Britain's electronic spying agency, in cooperation with the US National Security Agency, hacked into the networks of a Dutch company to steal codes that allow both governments to seamlessly eavesdrop on mobile phones worldwide, according to the documents given to journalists by Edward Snowden. A story about the documents posted today on the website the Intercept offered no details on how the intelligence agencies employed the eavesdropping capability—providing no evidence, for example, that they misused it to spy on people who weren't valid intelligence targets. But the surreptitious operation against the world's largest manufacturer of mobile phone data chips is bound to stoke anger around the world. The hack involves billions of phones, reports the Guardian, giving "the agencies the power to secretly monitor a large portion of the world’s cellular communications."
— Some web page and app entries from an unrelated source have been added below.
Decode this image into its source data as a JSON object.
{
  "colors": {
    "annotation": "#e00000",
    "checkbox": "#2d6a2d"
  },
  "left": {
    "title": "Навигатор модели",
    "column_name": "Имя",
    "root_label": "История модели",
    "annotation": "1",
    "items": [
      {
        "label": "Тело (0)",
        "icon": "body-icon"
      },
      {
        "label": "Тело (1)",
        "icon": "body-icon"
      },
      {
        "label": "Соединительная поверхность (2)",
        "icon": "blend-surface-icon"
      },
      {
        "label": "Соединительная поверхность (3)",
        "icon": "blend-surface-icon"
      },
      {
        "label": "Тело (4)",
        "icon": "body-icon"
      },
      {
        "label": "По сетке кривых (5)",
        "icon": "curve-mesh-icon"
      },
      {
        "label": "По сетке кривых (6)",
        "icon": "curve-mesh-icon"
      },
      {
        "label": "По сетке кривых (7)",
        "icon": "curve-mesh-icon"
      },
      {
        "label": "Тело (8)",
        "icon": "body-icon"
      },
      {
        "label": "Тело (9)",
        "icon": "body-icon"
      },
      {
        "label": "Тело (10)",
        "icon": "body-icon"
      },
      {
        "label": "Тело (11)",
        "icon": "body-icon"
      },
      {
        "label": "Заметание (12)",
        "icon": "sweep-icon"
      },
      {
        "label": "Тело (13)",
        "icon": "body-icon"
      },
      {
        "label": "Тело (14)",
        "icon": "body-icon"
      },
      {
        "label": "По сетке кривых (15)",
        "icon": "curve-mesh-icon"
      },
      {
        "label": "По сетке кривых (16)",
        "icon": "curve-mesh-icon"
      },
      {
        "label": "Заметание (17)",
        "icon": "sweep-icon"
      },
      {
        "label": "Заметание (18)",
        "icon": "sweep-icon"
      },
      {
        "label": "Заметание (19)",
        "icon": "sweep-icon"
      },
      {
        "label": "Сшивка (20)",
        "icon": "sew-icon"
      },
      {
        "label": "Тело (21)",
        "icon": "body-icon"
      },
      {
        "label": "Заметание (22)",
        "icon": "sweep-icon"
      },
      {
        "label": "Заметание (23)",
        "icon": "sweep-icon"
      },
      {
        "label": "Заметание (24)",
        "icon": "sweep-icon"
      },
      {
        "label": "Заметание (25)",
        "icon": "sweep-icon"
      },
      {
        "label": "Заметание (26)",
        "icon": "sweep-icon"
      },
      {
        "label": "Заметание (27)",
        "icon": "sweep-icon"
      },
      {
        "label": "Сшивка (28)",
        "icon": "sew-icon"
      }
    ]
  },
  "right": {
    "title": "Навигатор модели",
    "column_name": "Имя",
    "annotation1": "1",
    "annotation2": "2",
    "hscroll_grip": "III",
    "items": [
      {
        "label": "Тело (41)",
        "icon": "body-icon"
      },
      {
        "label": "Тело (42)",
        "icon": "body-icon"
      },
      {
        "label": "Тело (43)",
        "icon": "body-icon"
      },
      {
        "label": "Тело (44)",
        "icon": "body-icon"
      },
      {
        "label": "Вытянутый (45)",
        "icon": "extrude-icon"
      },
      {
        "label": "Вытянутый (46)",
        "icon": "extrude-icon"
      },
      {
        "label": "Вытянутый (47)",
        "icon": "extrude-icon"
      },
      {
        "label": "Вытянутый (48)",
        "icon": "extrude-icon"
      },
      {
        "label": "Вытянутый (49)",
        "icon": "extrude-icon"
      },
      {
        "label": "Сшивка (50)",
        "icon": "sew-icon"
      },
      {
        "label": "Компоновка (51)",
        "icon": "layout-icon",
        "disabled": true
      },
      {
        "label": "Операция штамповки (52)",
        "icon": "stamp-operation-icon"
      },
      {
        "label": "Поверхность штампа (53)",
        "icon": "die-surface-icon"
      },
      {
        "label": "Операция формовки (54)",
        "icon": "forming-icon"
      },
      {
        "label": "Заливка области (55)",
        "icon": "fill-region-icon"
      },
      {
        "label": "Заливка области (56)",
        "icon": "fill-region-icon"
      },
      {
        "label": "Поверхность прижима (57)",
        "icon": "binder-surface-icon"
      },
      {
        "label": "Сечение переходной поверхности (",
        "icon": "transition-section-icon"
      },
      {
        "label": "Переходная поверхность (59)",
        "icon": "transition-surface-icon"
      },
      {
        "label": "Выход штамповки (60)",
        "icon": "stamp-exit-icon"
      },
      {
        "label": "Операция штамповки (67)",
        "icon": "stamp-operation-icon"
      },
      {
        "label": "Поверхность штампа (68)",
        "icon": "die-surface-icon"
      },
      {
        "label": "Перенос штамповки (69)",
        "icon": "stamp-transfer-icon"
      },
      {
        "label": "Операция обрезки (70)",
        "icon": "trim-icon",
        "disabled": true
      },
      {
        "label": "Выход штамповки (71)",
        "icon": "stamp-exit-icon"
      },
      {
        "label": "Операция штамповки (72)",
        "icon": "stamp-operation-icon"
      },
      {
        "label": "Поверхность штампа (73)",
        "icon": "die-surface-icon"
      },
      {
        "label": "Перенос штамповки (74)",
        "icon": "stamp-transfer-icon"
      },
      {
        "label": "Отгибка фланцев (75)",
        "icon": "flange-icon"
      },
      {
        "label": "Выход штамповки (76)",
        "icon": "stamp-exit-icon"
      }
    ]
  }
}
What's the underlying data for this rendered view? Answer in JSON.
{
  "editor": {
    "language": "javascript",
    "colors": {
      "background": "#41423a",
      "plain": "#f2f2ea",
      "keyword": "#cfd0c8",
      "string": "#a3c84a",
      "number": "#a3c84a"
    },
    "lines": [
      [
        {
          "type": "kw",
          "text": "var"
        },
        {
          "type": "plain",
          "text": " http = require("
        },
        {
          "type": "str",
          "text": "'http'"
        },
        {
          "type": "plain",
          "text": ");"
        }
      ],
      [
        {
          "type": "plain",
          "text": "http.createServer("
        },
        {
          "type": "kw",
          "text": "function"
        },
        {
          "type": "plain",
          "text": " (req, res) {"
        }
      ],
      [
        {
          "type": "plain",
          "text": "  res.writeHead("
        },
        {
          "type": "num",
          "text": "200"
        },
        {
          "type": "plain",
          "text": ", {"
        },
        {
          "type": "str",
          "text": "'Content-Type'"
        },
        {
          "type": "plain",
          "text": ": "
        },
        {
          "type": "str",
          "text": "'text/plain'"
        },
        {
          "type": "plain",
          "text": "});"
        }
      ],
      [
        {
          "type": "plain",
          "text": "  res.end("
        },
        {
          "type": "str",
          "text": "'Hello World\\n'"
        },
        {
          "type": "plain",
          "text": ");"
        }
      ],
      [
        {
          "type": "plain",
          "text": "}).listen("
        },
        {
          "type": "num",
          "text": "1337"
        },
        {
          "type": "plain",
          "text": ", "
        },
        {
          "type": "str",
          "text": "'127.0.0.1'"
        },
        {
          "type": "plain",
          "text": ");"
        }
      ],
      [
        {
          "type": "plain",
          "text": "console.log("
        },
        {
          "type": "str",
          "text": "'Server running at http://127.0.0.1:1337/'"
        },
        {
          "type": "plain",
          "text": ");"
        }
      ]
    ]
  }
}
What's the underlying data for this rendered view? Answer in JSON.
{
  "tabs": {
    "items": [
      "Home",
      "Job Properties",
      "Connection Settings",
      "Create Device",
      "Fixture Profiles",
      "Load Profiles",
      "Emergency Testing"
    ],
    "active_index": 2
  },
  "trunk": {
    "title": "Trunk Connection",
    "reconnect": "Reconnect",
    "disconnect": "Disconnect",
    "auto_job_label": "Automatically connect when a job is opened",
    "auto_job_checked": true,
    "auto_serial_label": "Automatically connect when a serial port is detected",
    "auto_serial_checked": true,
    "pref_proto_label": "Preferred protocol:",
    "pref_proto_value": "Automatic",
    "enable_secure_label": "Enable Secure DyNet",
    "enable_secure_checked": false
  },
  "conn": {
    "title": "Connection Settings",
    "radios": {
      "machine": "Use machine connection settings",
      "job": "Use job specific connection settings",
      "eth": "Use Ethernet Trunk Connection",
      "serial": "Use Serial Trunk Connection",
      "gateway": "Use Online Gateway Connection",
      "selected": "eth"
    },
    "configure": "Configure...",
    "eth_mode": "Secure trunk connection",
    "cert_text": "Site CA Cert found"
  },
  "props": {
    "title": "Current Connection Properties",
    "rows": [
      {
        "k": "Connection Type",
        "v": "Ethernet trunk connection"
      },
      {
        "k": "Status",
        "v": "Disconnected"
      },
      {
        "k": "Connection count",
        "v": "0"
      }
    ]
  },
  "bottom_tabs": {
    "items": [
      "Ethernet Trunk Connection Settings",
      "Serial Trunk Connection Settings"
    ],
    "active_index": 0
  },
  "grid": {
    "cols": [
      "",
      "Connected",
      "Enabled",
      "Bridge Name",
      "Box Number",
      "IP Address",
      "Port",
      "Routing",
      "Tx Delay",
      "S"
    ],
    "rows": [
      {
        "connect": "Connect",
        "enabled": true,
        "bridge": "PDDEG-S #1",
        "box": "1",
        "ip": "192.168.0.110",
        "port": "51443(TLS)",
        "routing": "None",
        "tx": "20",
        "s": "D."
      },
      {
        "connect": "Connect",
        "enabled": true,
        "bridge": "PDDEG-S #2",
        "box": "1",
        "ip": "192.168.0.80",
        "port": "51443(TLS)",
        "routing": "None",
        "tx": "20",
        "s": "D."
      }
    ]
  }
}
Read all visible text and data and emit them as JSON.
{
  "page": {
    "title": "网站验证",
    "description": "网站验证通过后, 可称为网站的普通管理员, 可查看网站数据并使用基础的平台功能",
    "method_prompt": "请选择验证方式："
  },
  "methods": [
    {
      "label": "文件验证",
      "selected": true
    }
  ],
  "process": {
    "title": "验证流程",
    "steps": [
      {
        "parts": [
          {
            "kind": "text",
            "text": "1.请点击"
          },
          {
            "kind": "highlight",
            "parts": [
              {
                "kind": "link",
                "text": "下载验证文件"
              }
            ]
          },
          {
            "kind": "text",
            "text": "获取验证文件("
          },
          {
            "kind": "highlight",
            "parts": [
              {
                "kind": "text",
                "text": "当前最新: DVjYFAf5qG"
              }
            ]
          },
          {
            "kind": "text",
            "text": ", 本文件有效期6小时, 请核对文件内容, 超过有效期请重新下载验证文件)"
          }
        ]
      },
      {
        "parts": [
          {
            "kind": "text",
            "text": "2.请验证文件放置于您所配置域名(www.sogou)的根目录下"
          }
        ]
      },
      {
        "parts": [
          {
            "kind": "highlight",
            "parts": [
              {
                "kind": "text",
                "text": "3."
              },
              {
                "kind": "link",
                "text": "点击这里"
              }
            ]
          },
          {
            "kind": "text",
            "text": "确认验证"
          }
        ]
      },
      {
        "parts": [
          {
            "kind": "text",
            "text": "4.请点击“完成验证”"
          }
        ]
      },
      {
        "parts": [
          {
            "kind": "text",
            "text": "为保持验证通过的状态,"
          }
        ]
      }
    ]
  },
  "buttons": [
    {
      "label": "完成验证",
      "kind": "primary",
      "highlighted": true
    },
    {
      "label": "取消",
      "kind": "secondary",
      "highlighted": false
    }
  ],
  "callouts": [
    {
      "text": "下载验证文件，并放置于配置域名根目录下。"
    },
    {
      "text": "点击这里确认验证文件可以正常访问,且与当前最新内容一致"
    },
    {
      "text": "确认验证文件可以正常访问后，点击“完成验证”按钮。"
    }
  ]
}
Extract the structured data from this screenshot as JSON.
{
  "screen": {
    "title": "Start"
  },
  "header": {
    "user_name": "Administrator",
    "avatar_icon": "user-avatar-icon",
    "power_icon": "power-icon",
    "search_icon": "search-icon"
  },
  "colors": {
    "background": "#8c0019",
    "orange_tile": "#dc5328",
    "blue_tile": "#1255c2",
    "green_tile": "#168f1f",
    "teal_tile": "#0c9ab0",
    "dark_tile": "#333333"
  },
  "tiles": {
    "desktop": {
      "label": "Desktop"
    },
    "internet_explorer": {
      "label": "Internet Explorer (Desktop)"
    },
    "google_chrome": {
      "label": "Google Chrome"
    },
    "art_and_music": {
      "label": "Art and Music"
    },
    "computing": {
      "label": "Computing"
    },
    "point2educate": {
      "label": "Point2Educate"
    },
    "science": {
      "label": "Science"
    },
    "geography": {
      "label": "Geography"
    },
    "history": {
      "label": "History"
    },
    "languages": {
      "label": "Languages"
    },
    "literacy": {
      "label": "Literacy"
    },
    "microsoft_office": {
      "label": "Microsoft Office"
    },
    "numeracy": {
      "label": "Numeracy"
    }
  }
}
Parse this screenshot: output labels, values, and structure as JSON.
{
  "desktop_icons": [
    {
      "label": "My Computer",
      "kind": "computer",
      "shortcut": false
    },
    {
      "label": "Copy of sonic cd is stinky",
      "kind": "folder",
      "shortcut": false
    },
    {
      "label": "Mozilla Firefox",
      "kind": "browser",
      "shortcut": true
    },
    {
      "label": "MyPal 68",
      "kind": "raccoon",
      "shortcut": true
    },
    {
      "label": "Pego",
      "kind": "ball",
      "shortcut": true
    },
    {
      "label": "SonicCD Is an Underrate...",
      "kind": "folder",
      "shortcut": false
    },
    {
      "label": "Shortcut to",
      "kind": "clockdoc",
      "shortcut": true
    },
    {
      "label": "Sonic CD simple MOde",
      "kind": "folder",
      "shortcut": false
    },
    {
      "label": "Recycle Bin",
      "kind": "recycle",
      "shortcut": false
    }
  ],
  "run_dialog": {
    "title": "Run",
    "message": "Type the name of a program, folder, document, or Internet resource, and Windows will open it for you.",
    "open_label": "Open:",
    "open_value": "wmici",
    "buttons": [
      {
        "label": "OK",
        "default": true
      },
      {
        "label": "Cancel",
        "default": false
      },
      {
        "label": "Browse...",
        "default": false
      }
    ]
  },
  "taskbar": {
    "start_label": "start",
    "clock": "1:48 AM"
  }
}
It fuels an impression that the NSA and its British counterpart will do whatever they deem necessary to further their surveillance prowess, even if it means stealing information from law-abiding Western companies. The targeted company, Netherlands-based Gemalto, makes "subscriber identity modules," or SIM cards, used in mobile phones and credit cards. One of the company's three global headquarters is in Austin, Texas. Its clients include AT&T, T-Mobile, Verizon, and Sprint. The Intercept offered no evidence of any eavesdropping against American customers of those providers, and company officials told the website they had no idea their networks had been penetrated. Still, experts called it a major compromise of mobile phone security. (Read more Edward Snowden stories.)